TRY IT: If a line in the entries contains the word "towarów", list it.
***** EXTRACTED ENTRIES
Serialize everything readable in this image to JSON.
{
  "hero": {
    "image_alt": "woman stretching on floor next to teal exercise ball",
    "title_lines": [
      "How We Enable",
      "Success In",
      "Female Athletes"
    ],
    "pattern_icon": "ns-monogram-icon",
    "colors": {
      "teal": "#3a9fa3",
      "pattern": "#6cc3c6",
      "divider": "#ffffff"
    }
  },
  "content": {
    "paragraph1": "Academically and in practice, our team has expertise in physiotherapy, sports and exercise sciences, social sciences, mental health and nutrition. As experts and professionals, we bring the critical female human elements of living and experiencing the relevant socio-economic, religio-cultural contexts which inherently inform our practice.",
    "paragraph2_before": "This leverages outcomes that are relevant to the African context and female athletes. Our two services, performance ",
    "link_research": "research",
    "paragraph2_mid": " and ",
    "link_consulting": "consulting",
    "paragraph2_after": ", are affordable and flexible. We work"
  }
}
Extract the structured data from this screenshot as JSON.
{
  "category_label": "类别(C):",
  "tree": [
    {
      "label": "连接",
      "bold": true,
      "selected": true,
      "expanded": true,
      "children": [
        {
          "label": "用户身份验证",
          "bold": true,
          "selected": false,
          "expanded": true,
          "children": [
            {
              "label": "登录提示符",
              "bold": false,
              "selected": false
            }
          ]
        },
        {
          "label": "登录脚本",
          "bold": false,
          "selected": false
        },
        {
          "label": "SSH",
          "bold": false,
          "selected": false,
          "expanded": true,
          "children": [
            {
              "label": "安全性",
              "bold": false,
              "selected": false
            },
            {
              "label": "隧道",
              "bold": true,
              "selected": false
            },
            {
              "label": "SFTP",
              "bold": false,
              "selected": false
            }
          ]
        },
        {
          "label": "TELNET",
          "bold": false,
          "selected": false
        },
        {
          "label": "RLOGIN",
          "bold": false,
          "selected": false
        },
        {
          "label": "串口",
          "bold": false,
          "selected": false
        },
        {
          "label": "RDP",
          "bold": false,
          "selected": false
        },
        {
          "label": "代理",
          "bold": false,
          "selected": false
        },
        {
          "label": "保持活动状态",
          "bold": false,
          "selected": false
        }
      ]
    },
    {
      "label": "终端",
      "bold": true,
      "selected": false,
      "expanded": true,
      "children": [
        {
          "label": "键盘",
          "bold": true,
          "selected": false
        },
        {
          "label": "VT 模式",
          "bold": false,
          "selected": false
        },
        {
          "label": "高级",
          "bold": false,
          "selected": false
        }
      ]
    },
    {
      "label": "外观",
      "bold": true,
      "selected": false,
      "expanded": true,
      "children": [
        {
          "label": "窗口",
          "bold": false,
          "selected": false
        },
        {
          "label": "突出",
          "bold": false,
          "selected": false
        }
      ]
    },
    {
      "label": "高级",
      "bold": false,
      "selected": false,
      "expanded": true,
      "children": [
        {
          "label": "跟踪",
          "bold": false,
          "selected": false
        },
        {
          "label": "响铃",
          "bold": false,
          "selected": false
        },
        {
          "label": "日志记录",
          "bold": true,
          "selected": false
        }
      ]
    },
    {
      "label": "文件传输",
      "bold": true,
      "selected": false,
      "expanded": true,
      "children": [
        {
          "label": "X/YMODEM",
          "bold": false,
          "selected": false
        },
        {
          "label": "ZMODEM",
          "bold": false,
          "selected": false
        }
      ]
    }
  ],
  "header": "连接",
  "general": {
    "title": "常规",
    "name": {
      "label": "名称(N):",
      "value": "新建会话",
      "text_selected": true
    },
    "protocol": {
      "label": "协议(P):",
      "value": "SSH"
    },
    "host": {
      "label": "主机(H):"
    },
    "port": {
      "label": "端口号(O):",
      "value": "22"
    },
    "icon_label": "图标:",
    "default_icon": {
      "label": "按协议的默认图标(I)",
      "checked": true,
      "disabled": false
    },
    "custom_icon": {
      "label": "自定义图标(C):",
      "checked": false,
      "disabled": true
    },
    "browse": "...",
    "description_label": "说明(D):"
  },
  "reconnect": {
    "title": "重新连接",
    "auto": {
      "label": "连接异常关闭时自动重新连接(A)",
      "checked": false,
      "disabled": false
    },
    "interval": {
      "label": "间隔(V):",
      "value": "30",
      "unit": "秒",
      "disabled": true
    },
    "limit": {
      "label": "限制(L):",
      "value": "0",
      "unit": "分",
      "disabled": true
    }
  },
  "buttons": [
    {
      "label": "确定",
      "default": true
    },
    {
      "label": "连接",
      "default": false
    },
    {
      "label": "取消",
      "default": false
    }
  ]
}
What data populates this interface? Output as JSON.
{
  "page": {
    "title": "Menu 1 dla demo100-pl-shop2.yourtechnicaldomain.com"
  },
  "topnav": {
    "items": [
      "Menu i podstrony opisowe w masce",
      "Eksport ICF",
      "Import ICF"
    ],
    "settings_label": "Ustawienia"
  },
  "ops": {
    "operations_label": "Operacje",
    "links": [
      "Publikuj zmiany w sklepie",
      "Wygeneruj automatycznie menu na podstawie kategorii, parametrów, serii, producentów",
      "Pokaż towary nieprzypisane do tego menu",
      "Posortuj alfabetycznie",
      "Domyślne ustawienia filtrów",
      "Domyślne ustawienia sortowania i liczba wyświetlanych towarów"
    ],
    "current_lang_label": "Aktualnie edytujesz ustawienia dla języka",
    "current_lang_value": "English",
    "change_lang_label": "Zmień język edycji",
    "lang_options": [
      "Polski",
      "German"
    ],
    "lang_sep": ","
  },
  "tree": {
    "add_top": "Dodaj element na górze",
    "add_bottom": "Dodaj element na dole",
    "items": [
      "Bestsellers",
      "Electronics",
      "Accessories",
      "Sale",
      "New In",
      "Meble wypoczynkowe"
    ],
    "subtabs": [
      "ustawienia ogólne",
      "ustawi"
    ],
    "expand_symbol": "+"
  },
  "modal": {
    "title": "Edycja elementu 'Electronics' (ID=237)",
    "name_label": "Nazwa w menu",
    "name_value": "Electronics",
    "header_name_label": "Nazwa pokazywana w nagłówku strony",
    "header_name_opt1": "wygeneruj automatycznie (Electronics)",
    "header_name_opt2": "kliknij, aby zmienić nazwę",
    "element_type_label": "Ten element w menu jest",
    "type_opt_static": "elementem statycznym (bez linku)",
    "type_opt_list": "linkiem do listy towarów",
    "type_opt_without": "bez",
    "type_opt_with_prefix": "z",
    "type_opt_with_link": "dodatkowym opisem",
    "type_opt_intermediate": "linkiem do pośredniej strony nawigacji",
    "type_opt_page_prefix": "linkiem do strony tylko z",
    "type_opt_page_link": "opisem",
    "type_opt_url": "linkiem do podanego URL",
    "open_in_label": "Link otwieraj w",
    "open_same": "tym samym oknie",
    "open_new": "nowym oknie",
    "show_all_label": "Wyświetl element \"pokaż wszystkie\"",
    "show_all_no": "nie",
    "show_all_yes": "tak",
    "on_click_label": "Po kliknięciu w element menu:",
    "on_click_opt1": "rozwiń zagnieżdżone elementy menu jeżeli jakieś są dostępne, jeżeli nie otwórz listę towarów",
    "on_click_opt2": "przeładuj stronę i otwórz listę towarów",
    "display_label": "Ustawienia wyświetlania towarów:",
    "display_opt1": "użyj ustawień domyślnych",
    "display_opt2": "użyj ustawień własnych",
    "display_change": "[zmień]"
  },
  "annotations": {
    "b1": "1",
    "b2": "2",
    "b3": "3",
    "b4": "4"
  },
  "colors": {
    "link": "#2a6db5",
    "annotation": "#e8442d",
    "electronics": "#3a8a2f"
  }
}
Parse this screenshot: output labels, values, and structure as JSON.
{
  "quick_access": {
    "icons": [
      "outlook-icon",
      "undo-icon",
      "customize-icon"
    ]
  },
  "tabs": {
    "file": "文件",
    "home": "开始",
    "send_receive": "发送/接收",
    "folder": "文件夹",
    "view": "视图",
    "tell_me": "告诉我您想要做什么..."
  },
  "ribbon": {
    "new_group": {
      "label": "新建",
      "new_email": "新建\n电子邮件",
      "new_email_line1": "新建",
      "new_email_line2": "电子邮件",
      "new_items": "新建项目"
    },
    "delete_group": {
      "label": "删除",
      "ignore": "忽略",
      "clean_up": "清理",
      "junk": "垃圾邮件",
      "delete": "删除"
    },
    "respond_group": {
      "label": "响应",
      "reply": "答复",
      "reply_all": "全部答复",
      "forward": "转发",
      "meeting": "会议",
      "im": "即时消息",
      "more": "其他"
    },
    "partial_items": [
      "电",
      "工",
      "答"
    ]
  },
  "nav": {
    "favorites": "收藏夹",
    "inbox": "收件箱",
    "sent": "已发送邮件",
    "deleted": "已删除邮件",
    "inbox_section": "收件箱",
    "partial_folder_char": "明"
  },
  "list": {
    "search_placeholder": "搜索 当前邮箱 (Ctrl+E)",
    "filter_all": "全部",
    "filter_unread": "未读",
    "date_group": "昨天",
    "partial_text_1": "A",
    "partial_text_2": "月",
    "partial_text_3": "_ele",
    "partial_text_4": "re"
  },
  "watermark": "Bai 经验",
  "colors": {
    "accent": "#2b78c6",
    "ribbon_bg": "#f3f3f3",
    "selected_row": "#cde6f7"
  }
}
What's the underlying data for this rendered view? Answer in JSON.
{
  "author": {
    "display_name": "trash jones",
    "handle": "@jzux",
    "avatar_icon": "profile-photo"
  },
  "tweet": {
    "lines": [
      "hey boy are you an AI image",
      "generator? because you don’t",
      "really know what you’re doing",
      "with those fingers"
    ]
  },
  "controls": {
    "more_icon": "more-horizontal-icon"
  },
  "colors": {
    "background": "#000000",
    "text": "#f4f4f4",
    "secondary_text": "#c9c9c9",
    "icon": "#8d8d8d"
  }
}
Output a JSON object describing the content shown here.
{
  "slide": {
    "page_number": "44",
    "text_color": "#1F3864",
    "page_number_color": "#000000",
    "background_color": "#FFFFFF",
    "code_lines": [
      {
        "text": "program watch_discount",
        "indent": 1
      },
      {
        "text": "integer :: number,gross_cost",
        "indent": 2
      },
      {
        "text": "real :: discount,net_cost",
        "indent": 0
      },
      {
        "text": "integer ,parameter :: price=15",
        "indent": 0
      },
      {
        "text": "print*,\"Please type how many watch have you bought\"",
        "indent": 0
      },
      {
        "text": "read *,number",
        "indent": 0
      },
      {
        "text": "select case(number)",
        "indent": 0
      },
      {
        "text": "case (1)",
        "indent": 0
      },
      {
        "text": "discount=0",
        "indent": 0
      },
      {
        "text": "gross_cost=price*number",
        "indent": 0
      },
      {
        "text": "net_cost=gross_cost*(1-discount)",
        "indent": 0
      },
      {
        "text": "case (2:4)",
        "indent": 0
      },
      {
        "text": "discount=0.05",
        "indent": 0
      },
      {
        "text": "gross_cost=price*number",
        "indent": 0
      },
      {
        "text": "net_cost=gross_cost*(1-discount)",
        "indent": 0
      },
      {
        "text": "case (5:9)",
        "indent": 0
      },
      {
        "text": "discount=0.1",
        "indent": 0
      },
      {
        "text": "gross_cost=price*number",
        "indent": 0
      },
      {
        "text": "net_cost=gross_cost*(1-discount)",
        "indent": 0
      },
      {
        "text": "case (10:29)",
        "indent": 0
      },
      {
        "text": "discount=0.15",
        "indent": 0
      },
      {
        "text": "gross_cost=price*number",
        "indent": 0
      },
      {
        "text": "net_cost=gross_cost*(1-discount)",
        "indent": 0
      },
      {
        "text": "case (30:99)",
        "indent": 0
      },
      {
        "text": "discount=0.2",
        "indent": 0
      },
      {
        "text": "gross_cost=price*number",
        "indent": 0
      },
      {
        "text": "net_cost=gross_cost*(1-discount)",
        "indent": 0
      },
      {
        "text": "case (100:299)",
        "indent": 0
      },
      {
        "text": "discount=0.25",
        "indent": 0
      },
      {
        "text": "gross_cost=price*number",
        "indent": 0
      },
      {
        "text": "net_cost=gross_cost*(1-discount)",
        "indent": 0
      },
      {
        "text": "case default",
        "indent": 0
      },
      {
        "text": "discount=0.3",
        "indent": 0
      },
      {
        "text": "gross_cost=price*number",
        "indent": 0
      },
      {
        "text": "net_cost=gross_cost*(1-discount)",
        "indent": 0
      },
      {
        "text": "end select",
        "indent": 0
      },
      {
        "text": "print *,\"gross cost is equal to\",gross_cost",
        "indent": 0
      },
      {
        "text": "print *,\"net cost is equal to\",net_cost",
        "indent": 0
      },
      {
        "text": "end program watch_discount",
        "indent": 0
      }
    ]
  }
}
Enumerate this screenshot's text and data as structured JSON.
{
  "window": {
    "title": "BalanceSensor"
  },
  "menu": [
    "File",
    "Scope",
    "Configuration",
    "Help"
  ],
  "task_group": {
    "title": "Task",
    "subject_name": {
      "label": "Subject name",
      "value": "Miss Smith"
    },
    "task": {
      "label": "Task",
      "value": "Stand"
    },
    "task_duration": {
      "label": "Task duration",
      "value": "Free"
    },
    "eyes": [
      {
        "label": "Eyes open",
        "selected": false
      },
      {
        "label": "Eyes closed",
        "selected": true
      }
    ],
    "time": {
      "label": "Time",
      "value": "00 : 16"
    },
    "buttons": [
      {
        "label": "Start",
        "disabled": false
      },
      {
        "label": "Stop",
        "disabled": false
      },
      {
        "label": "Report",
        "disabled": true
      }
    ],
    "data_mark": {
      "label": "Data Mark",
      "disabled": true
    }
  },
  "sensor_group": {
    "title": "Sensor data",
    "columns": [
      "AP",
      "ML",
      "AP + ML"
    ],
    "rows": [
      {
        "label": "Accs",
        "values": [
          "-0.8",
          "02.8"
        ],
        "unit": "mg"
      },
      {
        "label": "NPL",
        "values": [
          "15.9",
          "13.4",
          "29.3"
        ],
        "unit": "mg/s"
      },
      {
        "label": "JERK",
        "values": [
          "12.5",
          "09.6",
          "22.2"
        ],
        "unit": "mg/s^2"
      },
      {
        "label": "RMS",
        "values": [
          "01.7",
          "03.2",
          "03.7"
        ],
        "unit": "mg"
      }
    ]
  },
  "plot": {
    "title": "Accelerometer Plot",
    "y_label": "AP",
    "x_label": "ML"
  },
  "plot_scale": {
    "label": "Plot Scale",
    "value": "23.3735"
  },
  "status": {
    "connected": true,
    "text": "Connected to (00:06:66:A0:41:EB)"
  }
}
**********
ANSWER FOR THIS EXERCISE:
      "Domyślne ustawienia sortowania i liczba wyświetlanych towarów"
    "type_opt_list": "linkiem do listy towarów",
    "on_click_opt1": "rozwiń zagnieżdżone elementy menu jeżeli jakieś są dostępne, jeżeli nie otwórz listę towarów",
    "on_click_opt2": "przeładuj stronę i otwórz listę towarów",
    "display_label": "Ustawienia wyświetlania towarów:",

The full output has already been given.